A girl takes a selfie, smiling.

Before you read this article, I encourage you to open the social media app that you use the most. Scroll for a moment and take note of what you see. What type of posts do you end up liking? What posts seem to be the most popular? 

It seems like posts showing off something typically do the best online, whether that be someone’s looks, someone’s car, or someone’s travels. 

Before you like something on social media, do you ever ask yourself how real a post is?

Over the past year I have become more and more aware of the “illusion” that seems to have overtaken social media, especially in the present day as social media has become an ego booster for most users. 

So many people now edit their photos, which was once unheard of when it came to posting on your page. Apps like Facetune and Lightroom have become ragingly popular. These types of apps allow you to adjust your photo in the ways that you desire. 

I personally believe someone should be able to do whatever they want with their photos. However, to me it becomes a problem when this person is basing their actions solely on the unrealistic standards of social media, and when it is also to appease others and fit in. Editing your photos should be something you want to do for your own self and something that makes you the most happy. 

It becomes difficult when celebrities and influencers promote lifestyles and beauty standards that are most of the time unattainable and not actually real.

If you have been reading tabloids this past week, you may have seen the “scandal” of Khloe Kardashian’s unedited and unfiltered photo that went viral. In the photo she is wearing a leopard bathing suit and showing off her, quite honestly, great body! 

It seems like Khloe and her team felt otherwise though. Khloe’s team immediately began trying to get this photo off of the Internet. Most accounts that had posted this photo allegedly got their pages suspended or frozen. 

Khloe then went onto the Internet to release a statement saying “This is me and my body unretouched and unfiltered… when someone takes a photo of you that isn’t flattering in bad lighting or doesn’t capture your body the way it is after working so hard to get to this point—and then shares it to the world—you should have every right to ask for it to not be shared—regardless of who you are” (1). 

I completely understand where Khloe is coming from, however it becomes a tricky subject when such impressionable minds are being exposed to her and her families’ content every single day. 

Fans began to wonder if their bodies were good enough if Khloe was scrambling to get rid of a type of photo most of them could actually relate to! 

People also criticized how the Kardashians and Jenners have created such new and intense beauty standards that they themselves can’t even keep up with or achieve, without the help of editing, good lightning, makeup, etc. 

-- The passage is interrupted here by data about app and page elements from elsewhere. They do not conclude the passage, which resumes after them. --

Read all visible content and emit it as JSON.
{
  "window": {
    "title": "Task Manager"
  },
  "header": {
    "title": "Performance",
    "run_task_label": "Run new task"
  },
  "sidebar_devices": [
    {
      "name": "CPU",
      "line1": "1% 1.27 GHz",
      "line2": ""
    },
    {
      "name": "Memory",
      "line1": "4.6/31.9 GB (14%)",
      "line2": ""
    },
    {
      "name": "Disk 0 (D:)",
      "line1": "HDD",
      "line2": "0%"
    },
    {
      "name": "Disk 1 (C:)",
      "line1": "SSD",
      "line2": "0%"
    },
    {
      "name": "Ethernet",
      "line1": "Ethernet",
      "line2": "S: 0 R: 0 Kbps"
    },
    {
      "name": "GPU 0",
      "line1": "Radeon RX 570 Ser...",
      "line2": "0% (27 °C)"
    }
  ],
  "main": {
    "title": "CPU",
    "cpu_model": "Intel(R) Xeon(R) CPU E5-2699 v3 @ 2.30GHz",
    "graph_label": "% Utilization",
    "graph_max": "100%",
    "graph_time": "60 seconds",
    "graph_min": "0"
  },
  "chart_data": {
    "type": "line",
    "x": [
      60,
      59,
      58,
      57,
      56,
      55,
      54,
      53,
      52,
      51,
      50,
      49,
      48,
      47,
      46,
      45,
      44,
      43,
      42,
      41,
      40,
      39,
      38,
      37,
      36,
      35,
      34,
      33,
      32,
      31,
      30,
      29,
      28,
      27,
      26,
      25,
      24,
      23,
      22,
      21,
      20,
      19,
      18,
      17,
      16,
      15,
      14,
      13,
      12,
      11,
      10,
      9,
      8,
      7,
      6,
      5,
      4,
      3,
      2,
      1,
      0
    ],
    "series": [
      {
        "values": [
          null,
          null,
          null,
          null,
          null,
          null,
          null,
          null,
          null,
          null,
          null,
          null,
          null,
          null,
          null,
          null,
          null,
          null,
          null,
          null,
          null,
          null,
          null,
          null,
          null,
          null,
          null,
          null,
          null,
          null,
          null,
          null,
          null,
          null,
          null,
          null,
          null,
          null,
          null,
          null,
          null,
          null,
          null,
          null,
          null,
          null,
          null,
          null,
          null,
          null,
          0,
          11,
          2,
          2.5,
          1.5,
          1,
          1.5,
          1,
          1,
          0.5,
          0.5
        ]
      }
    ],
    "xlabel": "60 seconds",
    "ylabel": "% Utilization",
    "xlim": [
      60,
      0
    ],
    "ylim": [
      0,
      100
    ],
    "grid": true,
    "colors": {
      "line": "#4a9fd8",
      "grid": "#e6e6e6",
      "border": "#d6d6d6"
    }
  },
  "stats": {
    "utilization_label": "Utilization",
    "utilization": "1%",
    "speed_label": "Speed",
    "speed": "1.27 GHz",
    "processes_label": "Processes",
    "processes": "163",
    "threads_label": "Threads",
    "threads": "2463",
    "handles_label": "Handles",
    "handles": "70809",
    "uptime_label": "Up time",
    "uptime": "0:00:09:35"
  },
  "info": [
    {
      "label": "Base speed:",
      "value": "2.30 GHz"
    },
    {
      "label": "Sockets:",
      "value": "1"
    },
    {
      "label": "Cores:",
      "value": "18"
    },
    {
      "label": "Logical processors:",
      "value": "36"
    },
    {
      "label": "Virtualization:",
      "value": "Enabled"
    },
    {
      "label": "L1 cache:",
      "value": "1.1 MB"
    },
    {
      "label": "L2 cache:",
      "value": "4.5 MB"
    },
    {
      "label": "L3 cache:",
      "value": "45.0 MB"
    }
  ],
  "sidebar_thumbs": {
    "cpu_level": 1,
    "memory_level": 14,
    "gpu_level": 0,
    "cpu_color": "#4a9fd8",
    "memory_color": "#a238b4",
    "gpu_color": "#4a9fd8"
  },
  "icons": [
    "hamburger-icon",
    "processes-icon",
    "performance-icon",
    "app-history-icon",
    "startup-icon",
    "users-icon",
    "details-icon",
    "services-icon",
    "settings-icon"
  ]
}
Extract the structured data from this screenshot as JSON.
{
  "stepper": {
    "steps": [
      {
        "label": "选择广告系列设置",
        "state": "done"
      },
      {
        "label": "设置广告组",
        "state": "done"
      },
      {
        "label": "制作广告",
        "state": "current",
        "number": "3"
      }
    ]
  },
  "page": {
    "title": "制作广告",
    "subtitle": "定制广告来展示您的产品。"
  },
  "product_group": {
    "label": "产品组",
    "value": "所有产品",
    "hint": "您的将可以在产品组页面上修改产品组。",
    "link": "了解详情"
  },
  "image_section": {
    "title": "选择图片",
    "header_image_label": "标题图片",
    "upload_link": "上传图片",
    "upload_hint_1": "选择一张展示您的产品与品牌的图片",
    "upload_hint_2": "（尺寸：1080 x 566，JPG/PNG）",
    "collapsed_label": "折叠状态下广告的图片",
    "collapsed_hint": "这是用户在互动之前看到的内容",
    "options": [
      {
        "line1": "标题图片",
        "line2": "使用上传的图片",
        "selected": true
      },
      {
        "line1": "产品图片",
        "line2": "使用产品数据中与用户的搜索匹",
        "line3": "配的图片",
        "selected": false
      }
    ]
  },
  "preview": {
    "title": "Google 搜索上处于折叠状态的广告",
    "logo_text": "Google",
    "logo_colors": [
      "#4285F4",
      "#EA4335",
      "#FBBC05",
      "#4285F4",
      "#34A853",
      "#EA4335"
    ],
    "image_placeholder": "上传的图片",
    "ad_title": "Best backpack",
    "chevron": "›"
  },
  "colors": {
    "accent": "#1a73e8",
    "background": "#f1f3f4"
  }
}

Of course, the Kardashians are not the only culprits here. Social media influencers and models have grown in their popularity. Most of the time, they are portraying a fantasy. 

Social media has contorted and skewed our beauty standards and it is having a bigger impact on a lot of people’s self esteem and mental health than you may want to believe. 

It is important to keep in mind when exploring social media and using it for your own leisure that your page and posts should be content that you personally love and enjoy. If editing your photos makes you the most happy, then do that! Don’t edit your photos to match these celebs and influencers. 

In reality, social media can be a great place when you have the right mindset. 

  1. https://www.preview.ph/culture/khloe-kardashian-unedited-photo-leaked-internet-reactions-a00318-20210415